─── Data section ───

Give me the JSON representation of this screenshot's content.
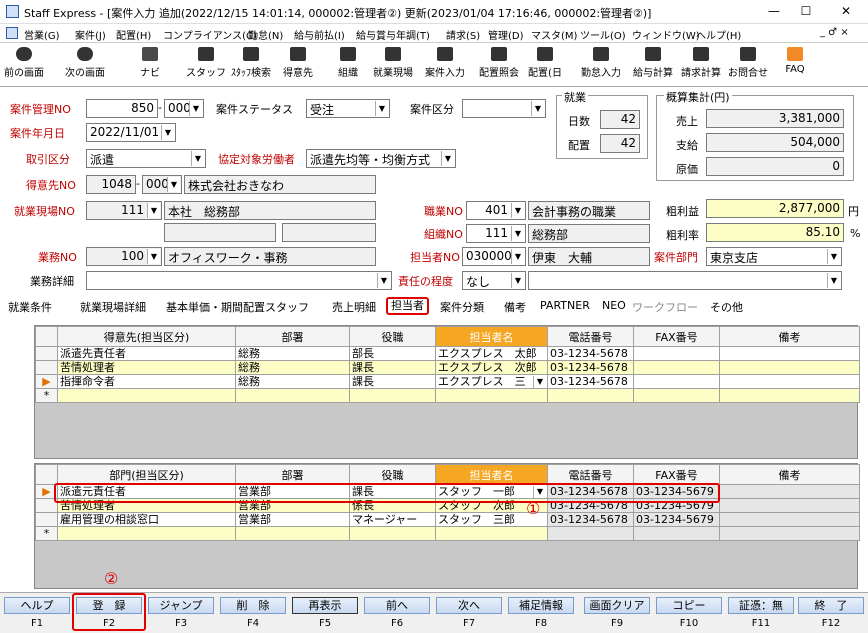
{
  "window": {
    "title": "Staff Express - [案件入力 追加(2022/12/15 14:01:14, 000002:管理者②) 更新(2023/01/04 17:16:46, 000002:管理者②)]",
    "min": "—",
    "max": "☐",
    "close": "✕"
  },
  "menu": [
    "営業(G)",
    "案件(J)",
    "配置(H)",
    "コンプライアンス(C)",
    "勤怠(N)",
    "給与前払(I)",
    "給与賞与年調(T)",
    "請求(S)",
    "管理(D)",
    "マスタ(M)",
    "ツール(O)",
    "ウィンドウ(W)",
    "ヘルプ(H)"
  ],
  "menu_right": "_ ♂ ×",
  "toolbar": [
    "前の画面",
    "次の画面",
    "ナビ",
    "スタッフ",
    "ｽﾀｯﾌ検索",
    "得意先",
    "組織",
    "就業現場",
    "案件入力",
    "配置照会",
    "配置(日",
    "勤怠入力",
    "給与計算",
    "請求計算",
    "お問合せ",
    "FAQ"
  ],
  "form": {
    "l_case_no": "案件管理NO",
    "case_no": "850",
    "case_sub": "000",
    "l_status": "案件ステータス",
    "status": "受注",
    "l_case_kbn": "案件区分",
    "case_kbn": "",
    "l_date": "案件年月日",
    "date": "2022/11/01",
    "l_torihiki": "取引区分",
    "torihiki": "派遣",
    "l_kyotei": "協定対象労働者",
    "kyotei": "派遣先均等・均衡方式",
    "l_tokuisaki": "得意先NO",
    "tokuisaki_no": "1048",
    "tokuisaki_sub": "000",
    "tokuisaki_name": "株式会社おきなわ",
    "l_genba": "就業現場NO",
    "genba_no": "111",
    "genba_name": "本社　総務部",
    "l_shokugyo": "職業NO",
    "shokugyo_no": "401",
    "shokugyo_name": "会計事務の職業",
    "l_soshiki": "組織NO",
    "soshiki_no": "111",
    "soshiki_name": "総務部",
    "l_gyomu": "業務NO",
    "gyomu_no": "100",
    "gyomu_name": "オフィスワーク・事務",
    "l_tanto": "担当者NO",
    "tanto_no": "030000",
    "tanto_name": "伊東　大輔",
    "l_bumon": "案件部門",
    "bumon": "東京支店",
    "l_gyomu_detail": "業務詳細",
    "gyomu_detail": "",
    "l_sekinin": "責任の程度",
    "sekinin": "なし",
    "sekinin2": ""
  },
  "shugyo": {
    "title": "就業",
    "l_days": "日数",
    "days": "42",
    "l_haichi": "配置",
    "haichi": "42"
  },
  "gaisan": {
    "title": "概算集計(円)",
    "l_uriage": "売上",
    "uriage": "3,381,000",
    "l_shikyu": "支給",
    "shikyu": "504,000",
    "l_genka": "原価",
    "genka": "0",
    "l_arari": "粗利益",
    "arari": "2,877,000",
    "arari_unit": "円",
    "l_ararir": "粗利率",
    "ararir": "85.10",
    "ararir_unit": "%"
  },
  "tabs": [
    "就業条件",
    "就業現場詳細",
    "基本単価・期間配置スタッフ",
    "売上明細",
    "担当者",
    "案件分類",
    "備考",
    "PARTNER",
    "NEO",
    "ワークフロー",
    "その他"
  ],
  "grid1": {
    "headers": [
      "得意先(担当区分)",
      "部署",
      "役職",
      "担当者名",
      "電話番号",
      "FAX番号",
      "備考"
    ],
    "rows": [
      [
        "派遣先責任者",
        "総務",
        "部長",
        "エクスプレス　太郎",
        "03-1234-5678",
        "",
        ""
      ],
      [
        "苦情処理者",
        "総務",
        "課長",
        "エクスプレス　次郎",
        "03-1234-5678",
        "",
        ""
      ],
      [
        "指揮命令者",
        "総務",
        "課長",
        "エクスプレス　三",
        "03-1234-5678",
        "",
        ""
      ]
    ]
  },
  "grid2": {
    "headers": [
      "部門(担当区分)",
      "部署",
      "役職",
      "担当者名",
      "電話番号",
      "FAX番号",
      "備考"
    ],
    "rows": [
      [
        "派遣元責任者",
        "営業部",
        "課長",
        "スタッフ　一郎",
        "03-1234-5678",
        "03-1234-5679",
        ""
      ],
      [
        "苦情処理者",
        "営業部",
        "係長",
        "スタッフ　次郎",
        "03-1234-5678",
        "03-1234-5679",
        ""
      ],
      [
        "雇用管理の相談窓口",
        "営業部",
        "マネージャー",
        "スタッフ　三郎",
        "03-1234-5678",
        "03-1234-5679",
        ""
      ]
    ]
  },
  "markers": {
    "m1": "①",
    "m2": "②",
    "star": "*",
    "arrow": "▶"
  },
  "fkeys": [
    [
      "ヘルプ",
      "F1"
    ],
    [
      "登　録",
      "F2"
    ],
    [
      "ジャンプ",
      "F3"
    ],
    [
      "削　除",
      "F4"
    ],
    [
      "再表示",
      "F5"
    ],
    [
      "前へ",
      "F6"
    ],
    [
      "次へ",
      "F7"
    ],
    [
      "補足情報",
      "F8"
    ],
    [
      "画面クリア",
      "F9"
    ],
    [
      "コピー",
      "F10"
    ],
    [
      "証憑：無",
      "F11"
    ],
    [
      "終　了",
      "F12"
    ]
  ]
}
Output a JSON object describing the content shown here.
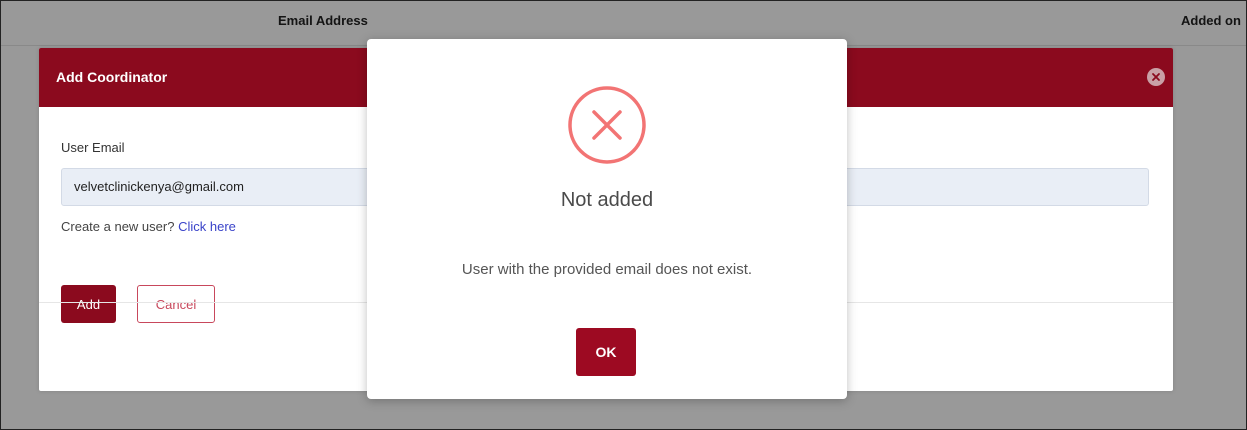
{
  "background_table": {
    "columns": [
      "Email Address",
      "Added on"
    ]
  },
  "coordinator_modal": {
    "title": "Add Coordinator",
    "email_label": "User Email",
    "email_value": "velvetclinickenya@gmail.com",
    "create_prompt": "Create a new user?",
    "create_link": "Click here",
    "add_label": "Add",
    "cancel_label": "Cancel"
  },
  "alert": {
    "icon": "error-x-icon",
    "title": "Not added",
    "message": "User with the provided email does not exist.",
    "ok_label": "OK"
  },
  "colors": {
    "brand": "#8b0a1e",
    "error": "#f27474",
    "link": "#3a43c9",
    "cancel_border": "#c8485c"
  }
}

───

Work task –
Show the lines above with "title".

Completed exercise –
    "title": "Staff Express - [案件入力 追加(2022/12/15 14:01:14, 000002:管理者②) 更新(2023/01/04 17:16:46, 000002:管理者②)]",
    "title": "就業",
    "title": "概算集計(円)",
    "title": "Add Coordinator",
    "title": "Not added",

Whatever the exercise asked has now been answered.